'This may be Dodge City, but Wyatt is in town,' Col Mike Hagee of the Directorate of Operations said yesterday.
A 450-marine column entered the 'gun market' in north-eastern Mogadishu yesterday and confiscated 250 rifles, a tank, 10 technicals and hundreds of rounds of ammunition. Despite the announcement of the effective closure of the market, the arms the Americans captured yesterday and on Thursday represented a small fraction of the estimated thousands of weapons still in Mogadishu. Some of the weapons at the gun market were turned in in return for bags of rice and wheat, said Col Hagee.
The success of a programme for the voluntary surrender of weapons in the southern port of Kismayu had been 'limited', said Col Hagee, who estimated that 43 guns had been handed in.

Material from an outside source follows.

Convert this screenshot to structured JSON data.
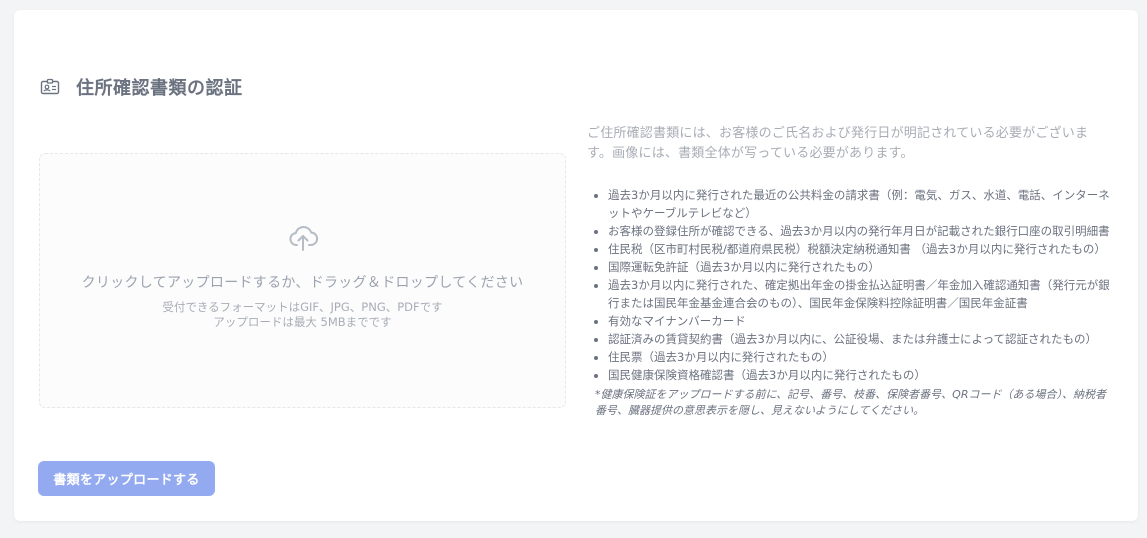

The stepped-up US patrols in Mogadishu against arms depots and gunmen have followed sharp criticism from Somalis and international relief agencies of the Americans' failure to pursue disarmament more vigorously. Several foreign aid organisations have said that after a month of Operation Restore Hope, security in some areas of the capital is worse than before the US marines arrived on 9 December.
Gen Johnston, in the television interview, said that intervention forces had succeeded in establishing humanitarian relief sites in Somalia's famine belt in the interior. 'Now we're in phase three,' Gen Johnston said. 'Now we are systematically going after the technicals and the bandits. Now the focus is on eliminating the technicals.'
He predicted more clashes with Somali gunmen because more American forces were patrolling the streets of the capital. 'Especially around Mogadishu, we are now very aggressively patrolling.'
ADDIS ABABA - Somali warring factions reached agreement here yesterday on holding a national reconciliation conference in the Ethiopian capital from 15-18 April, AFP reports.
A member of the delegation of one of the two main warlords, Ali Mahdi Mohamed, said the accord was reached after much international pressure, notably from the United Nations, the US and Ethiopia. The other main warlord, Mohamed Farah Aideed, had been holding out for a ceasefire before agreeing to the date and place where the conference would be held. The source said Gen Aideed had been more conciliatory overnight, especially since US troops attacked his positions on Thursday.
(Photograph omitted)Reuse content